The announcement ends the bidding process that began in early 2016 when the NCAA invited bids from potential hosts for championship events in Divisions I, II and III. Bids were submitted to the NCAA in August 2016 with the initial intention of announcing the winners in December 2016. The process was delayed because of deliberations regarding North Carolina's eligibility to host NCAA championship events following the adoption and eventual repeal of its controversial "bathroom bill."

The individual NCAA Division championship committees reviewed the bids and selected the winners. The Division III men's basketball championship committee is currently chaired by Calvin College head coach Kevin Vande Streek.

“The sports committees had to make some very difficult decisions due to the quality of bids received,” Joni Comstock, NCAA senior vice president of championships, said in a statement distributed via email. “Regarding Division III championships, the Old Dominion Athletic Conference and the City of Salem have certainly set the standard for the experience of everyone involved at NCAA Championships from the student-athletes and coaches to the spectators. In this round of site selections, the committees felt that there were bids from cities with facilities that took the championships to the next level that they just couldn’t overlook.”

While the Old Dominion Athletic Conference (ODAC) and Salem lost its bid to retain the Division III men's basketball championship, the Salem team won its bid to host the Division III women's bsketball championship. The women's championship weekend will be played at Roanoke College's Cregger Center in 2019 and 2020. Full story

The NCAA announced these championship hosts as part of a larger announcement for Division I, II and III championship sites through the 2021-2022 season. According to the Association's release, there were 613 championship sites announced.

Salem has hosted the national semifinals every year since 1996 and hosted the national championship every year but 2013 when all three Divisions played their national title game in Atlanta. The 2017-18 national semifinals and championship game will be played in the Salem Civic Center before the move takes effect the following season.

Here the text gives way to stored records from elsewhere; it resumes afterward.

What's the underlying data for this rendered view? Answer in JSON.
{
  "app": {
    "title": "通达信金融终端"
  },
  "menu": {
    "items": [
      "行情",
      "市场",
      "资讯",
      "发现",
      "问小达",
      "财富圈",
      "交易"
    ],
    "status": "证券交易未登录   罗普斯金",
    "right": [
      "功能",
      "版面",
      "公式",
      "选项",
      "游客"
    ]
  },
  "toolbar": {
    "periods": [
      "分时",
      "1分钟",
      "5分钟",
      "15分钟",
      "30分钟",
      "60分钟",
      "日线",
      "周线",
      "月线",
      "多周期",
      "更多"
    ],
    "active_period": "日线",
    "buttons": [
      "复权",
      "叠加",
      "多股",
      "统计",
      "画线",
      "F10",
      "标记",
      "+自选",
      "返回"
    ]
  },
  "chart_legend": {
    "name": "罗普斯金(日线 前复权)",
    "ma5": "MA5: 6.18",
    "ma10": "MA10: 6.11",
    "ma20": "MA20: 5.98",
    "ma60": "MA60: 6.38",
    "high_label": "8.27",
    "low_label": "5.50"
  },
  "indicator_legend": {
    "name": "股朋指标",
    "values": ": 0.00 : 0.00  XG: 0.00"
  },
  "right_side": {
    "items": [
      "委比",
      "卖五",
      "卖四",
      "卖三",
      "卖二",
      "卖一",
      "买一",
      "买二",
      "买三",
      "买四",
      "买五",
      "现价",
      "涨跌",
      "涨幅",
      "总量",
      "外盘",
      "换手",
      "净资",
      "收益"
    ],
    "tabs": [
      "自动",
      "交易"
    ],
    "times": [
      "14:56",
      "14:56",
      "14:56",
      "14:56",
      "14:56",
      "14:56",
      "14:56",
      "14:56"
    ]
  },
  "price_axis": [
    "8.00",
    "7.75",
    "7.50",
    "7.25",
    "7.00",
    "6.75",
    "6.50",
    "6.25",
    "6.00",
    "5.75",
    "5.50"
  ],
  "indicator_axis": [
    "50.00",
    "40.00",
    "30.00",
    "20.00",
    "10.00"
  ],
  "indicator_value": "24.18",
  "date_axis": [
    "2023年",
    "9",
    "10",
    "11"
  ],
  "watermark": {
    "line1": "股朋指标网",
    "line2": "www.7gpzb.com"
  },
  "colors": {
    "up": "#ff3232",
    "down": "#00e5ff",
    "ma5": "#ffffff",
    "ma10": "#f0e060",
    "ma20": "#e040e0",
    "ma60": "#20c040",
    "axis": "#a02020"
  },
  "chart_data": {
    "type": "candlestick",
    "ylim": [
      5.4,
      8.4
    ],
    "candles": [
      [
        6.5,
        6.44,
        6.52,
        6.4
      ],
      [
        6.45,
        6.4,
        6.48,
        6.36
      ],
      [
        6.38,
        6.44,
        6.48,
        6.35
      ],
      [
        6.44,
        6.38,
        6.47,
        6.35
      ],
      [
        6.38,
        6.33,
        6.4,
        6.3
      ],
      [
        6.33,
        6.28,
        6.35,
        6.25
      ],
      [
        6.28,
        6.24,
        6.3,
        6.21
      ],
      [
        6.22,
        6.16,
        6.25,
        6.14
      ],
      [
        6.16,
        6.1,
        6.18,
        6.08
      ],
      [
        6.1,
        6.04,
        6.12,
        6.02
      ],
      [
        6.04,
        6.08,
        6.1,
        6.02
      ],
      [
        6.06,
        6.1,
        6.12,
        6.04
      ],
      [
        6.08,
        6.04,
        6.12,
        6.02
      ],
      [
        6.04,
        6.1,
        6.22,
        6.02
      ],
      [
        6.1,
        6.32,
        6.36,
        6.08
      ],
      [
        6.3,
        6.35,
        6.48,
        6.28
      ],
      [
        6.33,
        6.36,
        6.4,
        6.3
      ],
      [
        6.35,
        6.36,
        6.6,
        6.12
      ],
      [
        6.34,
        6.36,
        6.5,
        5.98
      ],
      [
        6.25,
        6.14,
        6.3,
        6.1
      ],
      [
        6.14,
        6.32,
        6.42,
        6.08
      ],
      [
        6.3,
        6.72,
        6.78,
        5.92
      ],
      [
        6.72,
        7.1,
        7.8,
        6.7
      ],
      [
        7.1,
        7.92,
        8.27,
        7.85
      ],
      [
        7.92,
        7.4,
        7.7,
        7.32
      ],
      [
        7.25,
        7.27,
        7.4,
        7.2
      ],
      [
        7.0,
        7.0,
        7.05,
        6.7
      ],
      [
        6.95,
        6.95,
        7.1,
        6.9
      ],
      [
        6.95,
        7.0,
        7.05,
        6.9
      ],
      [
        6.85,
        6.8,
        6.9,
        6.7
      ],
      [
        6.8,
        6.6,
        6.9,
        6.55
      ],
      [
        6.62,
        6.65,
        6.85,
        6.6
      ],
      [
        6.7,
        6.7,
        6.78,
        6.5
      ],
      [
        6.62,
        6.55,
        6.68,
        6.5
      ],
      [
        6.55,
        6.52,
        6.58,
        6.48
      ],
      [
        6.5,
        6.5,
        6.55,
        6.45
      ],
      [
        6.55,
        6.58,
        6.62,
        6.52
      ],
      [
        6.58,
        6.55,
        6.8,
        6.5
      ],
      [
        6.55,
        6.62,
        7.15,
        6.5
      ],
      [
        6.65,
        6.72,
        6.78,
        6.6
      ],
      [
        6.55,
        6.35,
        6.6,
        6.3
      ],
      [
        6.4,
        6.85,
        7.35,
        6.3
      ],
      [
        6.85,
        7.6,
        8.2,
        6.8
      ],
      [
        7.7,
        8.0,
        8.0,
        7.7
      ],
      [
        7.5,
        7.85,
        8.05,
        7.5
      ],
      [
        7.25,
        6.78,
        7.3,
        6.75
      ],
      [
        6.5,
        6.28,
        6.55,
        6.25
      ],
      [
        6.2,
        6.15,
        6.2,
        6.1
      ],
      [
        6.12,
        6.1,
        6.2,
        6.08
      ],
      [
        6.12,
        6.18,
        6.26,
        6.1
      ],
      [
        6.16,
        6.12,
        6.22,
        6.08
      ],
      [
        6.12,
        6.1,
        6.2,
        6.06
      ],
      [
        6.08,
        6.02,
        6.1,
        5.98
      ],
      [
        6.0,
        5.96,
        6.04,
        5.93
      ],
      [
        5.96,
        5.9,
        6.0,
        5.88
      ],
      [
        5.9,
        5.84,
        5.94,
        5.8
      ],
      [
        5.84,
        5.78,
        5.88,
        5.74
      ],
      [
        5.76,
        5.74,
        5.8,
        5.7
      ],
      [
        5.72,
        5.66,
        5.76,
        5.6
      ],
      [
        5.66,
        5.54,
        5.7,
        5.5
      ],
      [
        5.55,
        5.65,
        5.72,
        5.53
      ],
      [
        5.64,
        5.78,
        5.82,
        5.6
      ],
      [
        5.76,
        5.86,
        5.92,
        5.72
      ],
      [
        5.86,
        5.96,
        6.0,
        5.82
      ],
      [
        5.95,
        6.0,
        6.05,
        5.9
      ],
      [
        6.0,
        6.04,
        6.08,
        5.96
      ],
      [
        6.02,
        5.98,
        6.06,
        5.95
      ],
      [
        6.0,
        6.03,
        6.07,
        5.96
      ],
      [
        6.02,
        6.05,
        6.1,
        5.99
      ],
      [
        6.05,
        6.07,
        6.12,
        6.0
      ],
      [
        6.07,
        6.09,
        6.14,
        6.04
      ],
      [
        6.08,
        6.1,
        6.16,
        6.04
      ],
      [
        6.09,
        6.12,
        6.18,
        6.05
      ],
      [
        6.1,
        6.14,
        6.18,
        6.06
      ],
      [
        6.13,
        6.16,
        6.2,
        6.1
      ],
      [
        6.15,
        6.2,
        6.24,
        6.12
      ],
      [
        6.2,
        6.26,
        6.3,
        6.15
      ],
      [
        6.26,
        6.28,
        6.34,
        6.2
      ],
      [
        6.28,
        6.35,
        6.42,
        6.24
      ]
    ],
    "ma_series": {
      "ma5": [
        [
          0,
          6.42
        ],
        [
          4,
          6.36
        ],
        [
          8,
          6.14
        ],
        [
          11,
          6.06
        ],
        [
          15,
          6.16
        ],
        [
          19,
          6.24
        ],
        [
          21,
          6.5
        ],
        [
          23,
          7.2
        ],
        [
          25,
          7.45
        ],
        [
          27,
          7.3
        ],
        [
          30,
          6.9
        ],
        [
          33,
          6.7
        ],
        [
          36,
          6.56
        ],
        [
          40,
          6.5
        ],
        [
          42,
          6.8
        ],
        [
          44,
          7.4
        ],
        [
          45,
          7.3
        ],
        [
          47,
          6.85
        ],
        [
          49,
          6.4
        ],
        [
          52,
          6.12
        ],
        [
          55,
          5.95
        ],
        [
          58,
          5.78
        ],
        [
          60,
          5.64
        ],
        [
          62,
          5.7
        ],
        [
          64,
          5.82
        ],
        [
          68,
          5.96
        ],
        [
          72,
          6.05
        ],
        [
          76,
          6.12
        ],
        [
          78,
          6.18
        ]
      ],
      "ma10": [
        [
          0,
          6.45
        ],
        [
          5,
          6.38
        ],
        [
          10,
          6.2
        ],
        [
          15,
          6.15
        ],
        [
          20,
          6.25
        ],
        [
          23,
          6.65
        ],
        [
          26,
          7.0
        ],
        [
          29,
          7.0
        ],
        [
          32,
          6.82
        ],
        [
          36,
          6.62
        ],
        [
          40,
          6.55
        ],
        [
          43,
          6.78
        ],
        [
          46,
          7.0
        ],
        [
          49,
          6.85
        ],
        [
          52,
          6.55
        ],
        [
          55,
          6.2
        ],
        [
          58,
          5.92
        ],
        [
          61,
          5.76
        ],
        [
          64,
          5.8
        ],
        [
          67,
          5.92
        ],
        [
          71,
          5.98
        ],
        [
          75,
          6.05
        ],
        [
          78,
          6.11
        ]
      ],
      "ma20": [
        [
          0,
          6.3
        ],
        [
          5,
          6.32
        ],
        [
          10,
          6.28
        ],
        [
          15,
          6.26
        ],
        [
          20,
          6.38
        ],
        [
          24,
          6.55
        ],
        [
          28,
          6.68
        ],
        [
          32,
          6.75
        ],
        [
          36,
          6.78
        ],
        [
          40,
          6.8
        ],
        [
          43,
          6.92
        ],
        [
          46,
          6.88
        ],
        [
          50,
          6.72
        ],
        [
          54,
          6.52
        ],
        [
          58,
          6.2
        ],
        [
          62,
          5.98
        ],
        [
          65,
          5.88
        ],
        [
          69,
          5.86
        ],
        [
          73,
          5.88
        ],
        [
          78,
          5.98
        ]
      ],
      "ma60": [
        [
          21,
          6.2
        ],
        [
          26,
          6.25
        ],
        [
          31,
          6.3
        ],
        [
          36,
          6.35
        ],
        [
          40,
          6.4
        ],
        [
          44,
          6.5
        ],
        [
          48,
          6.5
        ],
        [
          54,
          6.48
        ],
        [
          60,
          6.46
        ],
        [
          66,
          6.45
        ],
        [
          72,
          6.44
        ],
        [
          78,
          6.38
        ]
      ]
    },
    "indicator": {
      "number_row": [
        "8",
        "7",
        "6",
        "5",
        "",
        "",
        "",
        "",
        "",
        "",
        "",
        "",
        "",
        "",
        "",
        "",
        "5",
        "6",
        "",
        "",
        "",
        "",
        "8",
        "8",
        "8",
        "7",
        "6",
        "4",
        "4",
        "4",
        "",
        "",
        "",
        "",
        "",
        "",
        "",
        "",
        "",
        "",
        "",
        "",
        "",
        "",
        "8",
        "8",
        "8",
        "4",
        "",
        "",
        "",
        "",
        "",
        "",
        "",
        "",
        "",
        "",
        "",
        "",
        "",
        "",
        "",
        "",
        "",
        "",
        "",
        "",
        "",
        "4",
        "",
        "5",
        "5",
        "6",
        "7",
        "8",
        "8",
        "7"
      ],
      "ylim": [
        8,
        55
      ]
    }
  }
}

“We always tried to treat each championship like it was the first, because for many of these athletes, it truly was their only time on this NCAA stage,” said City of Salem Tourism Director Carey Harveycutter who oversaw each of the 83 NCAA championship events held in Salem from 1993 through 2017. “There may be places with bigger and better facilities, but I guarantee you that no one has better people dedicated to making these championships unforgettable moments for the student-athletes.”

The Salem Civic Center is part of the James E. Taliaferro Sports and Entertainment Complex, along with Salem Stadium which has hosted the NCAA Division III football national championship game every year since 1993. The Stagg Bowl will played one more time in Salem in December 2018 before it moves to Shenandoah, Texas, for two years. The Civic Center, which opened in October 1967, seats around 5,000 for basketball.

The move will likely separate national championship weekend from the Jostens Trophy award ceremony, which has traditionally taken place on Thursday of championship weekend. The Jostens Trophy is administered by the Old Dominion Athletic Conference (ODAC) and given out by the Salem Rotary Club to one player from Division III men's basketball and one from Division III women's basketball in honor of excellence on the court, in the classroom and in the community.